Multispecies sustainability: a new definition
The sustainability concept in its current form suffers from reductionism. The common interpretation of ‘meeting the needs of the present without compromising the ability of future generations to meet their own needs’ fails to explicitly recognize their interdependence with needs of current and future non-human generations. In our initial paper in Global Sustainability, we argue together with our group of nineteen colleagues that the focus of sustainability on human well-being – a purely utilitarian view of nature as a resource for humanity – limits its conceptual and analytical power, as well as real-world sustainability transformation efforts. We propose a broadened concept of ‘multispecies sustainability’ by acknowledging interdependent needs of multiple species’ current and future generations. We develop the concept in three steps: (1) discussing normative aspects, fundamental principles underlying the concept, and potential visual models, (2) showcasing radically diverging futures emerging from a scenario thought experiment based on the axes sustainable-unsustainable and multispecies-anthropocentric, and (3) exploring how multispecies sustainability can be applied to research and policy-making through two case studies (a multispecies stakeholder framework and the Healthy Urban Microbiome Initiative).

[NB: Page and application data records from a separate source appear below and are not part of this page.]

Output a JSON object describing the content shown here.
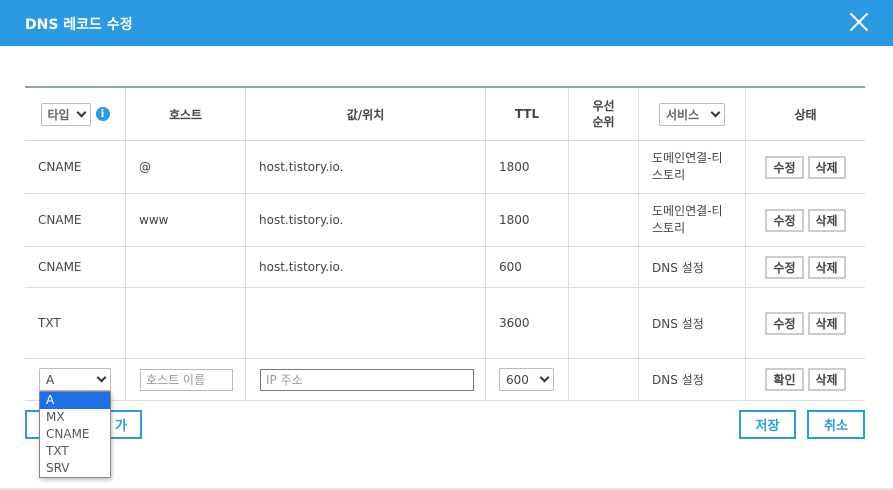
{
  "dialog": {
    "title": "DNS 레코드 수정"
  },
  "header": {
    "type_select": "타입",
    "host": "호스트",
    "value": "값/위치",
    "ttl": "TTL",
    "priority": "우선\n순위",
    "service_select": "서비스",
    "status": "상태"
  },
  "records": [
    {
      "type": "CNAME",
      "host": "@",
      "value": "host.tistory.io.",
      "ttl": "1800",
      "priority": "",
      "service": "도메인연결-티\n스토리",
      "edit": "수정",
      "delete": "삭제"
    },
    {
      "type": "CNAME",
      "host": "www",
      "value": "host.tistory.io.",
      "ttl": "1800",
      "priority": "",
      "service": "도메인연결-티\n스토리",
      "edit": "수정",
      "delete": "삭제"
    },
    {
      "type": "CNAME",
      "host": "",
      "value": "host.tistory.io.",
      "ttl": "600",
      "priority": "",
      "service": "DNS 설정",
      "edit": "수정",
      "delete": "삭제"
    },
    {
      "type": "TXT",
      "host": "",
      "value": "",
      "ttl": "3600",
      "priority": "",
      "service": "DNS 설정",
      "edit": "수정",
      "delete": "삭제"
    }
  ],
  "new_record": {
    "type_value": "A",
    "host_placeholder": "호스트 이름",
    "value_placeholder": "IP 주소",
    "ttl_value": "600",
    "service": "DNS 설정",
    "confirm": "확인",
    "delete": "삭제"
  },
  "type_options": [
    "A",
    "MX",
    "CNAME",
    "TXT",
    "SRV"
  ],
  "footer": {
    "add_partial": "가",
    "save": "저장",
    "cancel": "취소"
  },
  "colors": {
    "accent": "#2a9be3",
    "selected_option": "#1e70e6"
  }
}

Here’s our proposed, preliminary definition:
Multispecies sustainability means meeting the diverse, changing, interdependent, and irreducibly inseparable needs of all species of the present, while enhancing the ability of future generations of all species to meet their own needs.Rupprecht et al, 2020, Global Sustainability

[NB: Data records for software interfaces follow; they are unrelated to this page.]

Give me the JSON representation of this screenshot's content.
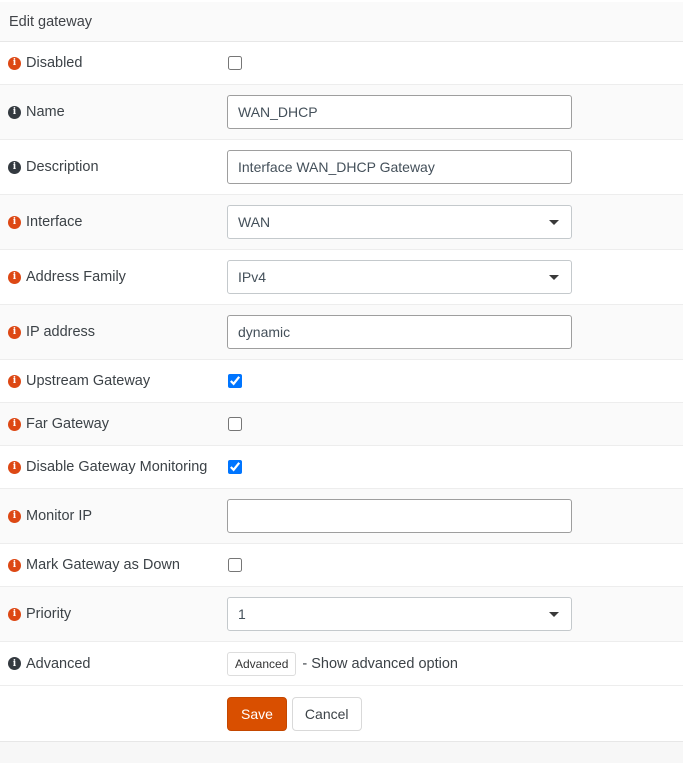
{
  "header": {
    "title": "Edit gateway"
  },
  "colors": {
    "primary": "#d94f00",
    "icon-orange": "#dd4814",
    "icon-dark": "#343a40",
    "checkbox": "#0075ff",
    "stripe": "#fafafa",
    "border": "#ededed"
  },
  "form": {
    "rows": [
      {
        "id": "disabled",
        "label": "Disabled",
        "type": "checkbox",
        "checked": false,
        "icon": "info-icon-orange"
      },
      {
        "id": "name",
        "label": "Name",
        "type": "text",
        "value": "WAN_DHCP",
        "icon": "info-icon-dark"
      },
      {
        "id": "description",
        "label": "Description",
        "type": "text",
        "value": "Interface WAN_DHCP Gateway",
        "icon": "info-icon-dark"
      },
      {
        "id": "interface",
        "label": "Interface",
        "type": "select",
        "value": "WAN",
        "icon": "info-icon-orange"
      },
      {
        "id": "address_family",
        "label": "Address Family",
        "type": "select",
        "value": "IPv4",
        "icon": "info-icon-orange"
      },
      {
        "id": "ip_address",
        "label": "IP address",
        "type": "text",
        "value": "dynamic",
        "icon": "info-icon-orange"
      },
      {
        "id": "upstream_gateway",
        "label": "Upstream Gateway",
        "type": "checkbox",
        "checked": true,
        "icon": "info-icon-orange"
      },
      {
        "id": "far_gateway",
        "label": "Far Gateway",
        "type": "checkbox",
        "checked": false,
        "icon": "info-icon-orange"
      },
      {
        "id": "disable_gateway_monitoring",
        "label": "Disable Gateway Monitoring",
        "type": "checkbox",
        "checked": true,
        "icon": "info-icon-orange"
      },
      {
        "id": "monitor_ip",
        "label": "Monitor IP",
        "type": "text",
        "value": "",
        "icon": "info-icon-orange"
      },
      {
        "id": "mark_gateway_as_down",
        "label": "Mark Gateway as Down",
        "type": "checkbox",
        "checked": false,
        "icon": "info-icon-orange"
      },
      {
        "id": "priority",
        "label": "Priority",
        "type": "select",
        "value": "1",
        "icon": "info-icon-orange"
      },
      {
        "id": "advanced",
        "label": "Advanced",
        "type": "advanced",
        "button_label": "Advanced",
        "note": "- Show advanced option",
        "icon": "info-icon-dark"
      }
    ]
  },
  "actions": {
    "save": "Save",
    "cancel": "Cancel"
  }
}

We see our new proposed definition of “multispecies sustainability” as the start of a long-term re-evaluation of sustainability theory, and hope to develop it into a strong and useful concept that also lends itself to operationalization.

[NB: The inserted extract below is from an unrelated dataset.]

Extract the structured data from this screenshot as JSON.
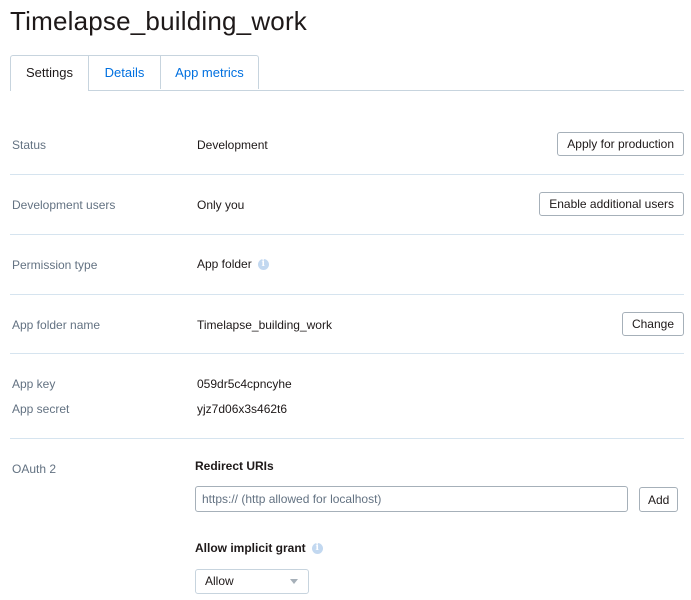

Visual model of multispecies sustainability focused on interdependence. Elements depend on those containing them, and are affected by those they contain.
Visual model of multispecies sustainability emphasizing shared agency in shaping the earth system.